Not to put too fine a point on it, but Syrian refugees are fleeing a country torn asunder by both civil war against the Assad regime, and savage battles between rebel factions. It is the womb from which ISIS emerged. Most of the other effective rebel factions are affiliated with al-Qaeda. It is probably possible to skim fifty thousand people free of terrorist connections from the refugee population, but it won’t be easy, especially if it is supposed to be done quickly. If U.S. immigration authorities try to avoid the sectarian Muslim issue by expressing a preference for Syrian Christian refugees, all hell will break loose.

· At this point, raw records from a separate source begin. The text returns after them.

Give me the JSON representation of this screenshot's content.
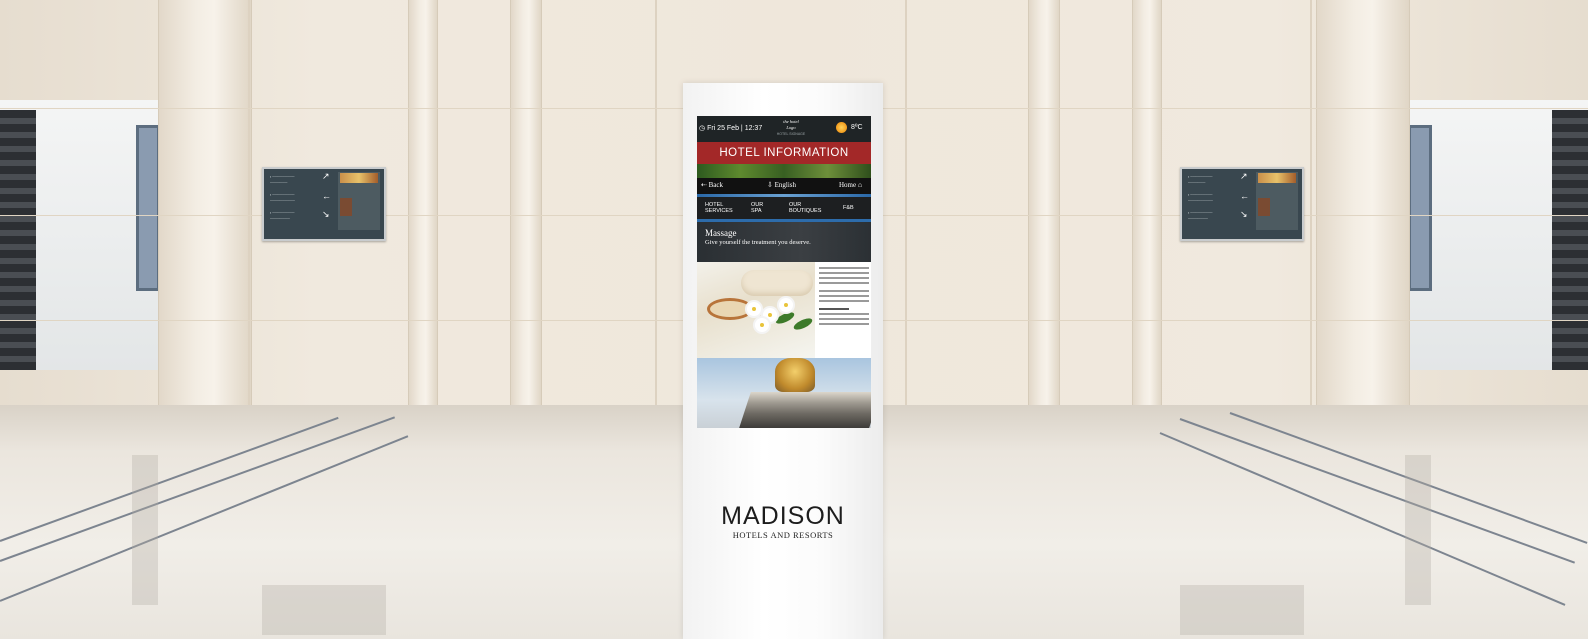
{
  "kiosk_screen": {
    "topbar": {
      "date": "Fri 25 Feb",
      "time": "12:37",
      "logo_line1": "the hotel",
      "logo_line2": "Logo",
      "logo_line3": "HOTEL SIGNAGE",
      "temperature": "8ºC"
    },
    "banner_title": "HOTEL INFORMATION",
    "nav": {
      "back": "Back",
      "language": "English",
      "home": "Home"
    },
    "tabs": [
      {
        "line1": "HOTEL",
        "line2": "SERVICES"
      },
      {
        "line1": "OUR",
        "line2": "SPA"
      },
      {
        "line1": "OUR",
        "line2": "BOUTIQUES"
      },
      {
        "line1": "F&B",
        "line2": ""
      }
    ],
    "hero": {
      "title": "Massage",
      "subtitle": "Give yourself the treatment you deserve."
    }
  },
  "brand": {
    "name": "MADISON",
    "tagline": "HOTELS AND RESORTS"
  },
  "icons": [
    "calendar-icon",
    "sun-icon",
    "back-arrow-icon",
    "language-icon",
    "home-icon",
    "direction-arrow-icon"
  ]
}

The Times op-ed includes a nasty little dig at people who take immigration law seriously, describing resistance to uncontrolled mass immigration as purely a function of partisan politics: “Finally, some will call this plan politically dead on arrival, given skepticism toward immigration, particularly in the Republican Party. But it’s worth noting that the 2003 study of the community found that two-thirds of respondents said they had voted for George W. Bush in 2000; refugee populations with traditional social views and a knack for entrepreneurship are not going to make Michigan less of a campaign battleground.”

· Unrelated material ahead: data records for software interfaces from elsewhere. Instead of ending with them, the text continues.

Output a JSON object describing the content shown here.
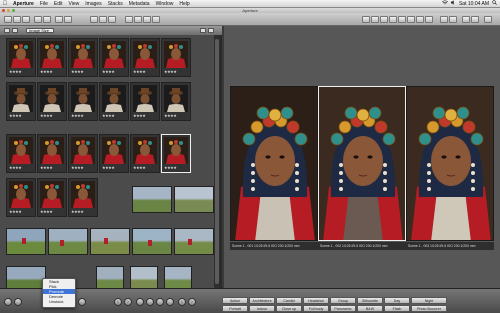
{
  "menubar": {
    "apple": "",
    "items": [
      "Aperture",
      "File",
      "Edit",
      "View",
      "Images",
      "Stacks",
      "Metadata",
      "Window",
      "Help"
    ],
    "clock": "Sat 10:04 AM"
  },
  "window": {
    "title": "Aperture"
  },
  "browser": {
    "popup_value": "Image Size"
  },
  "popup_menu": {
    "items": [
      "Stack",
      "Pick",
      "Promote",
      "Demote",
      "Unstack"
    ]
  },
  "viewer": {
    "captions": [
      "Scene 1 - 001  1/125 f/5.6 ISO 200  1/200 mm",
      "Scene 1 - 002  1/125 f/5.6 ISO 200  1/200 mm",
      "Scene 1 - 003  1/125 f/5.6 ISO 200  1/200 mm"
    ]
  },
  "keywords": {
    "row1": [
      "Action",
      "Architecture",
      "Candid",
      "Headshot",
      "Group",
      "Silhouette",
      "Day",
      "Night"
    ],
    "row2": [
      "Portrait",
      "Indoor",
      "Close up",
      "Full body",
      "Panoramic",
      "B&W",
      "Flash",
      "Photo Bouncer"
    ]
  }
}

“Skepticism toward immigration?” There’s not very much of that, on either side of the partisan divide. Skepticism toward illegal immigration is an entirely different matter. On that subject, we are already dealing with a gigantic alien population, which nearly all Democrats and many Republicans are eager to grant amnesty, plus access to expensive social benefits to. Why should we need to import another 50,000 people, when we have millions of “new Americans” ready to go?
Instead of spending $1.5 billion to process and transport a host of Syrians to Detroit, why not incentivize the existing hard-working alien population of the United States to move there and revitalize the city with their high-voltage entrepreneurial energy? It would cost a great deal less than $1.5 billion. Both legal citizens and “undocumented Americans” would be entitled to ask why such a vast sum should be spent on foreigners in foreign lands.
Or have we been misled about the value of the untapped asset represented by the existing alien population on U.S. soil? Our elites grow very angry at anyone who questions that value, or seeks to compute the social-services cost of the illegal immigrant population, but nothing they do suggests they actually consider illegal aliens to be a priceless under-utilized resource. They don’t seem very keen on the untapped potential of legal, native-born citizens, either. The solution to every economic need, from Silicon Valley to the corrupt, socialist wasteland of Detroit, lies in imported labor.
Of course, if we work with our existing under-employed population to provide labor and entrepreneurial energy for Detroit, we won’t be doing anything for those Syrian refugees. But 50,000 people is a tiny fraction of the population in those Jordanian and Turkish refugee camps — less than three percent of them, by Laitin and Jahr’s count. Meanwhile, a vast surge of refugees from Libya — a nation whose dire straits the current Administration of the U.S. government is directly responsible for — is heading toward Europe. Libyans fleeing the bloody hell of post-Qaddafi Libya are arguably more of an American responsibility than the victims of Bashar Assad, ISIS, and al-Qaeda.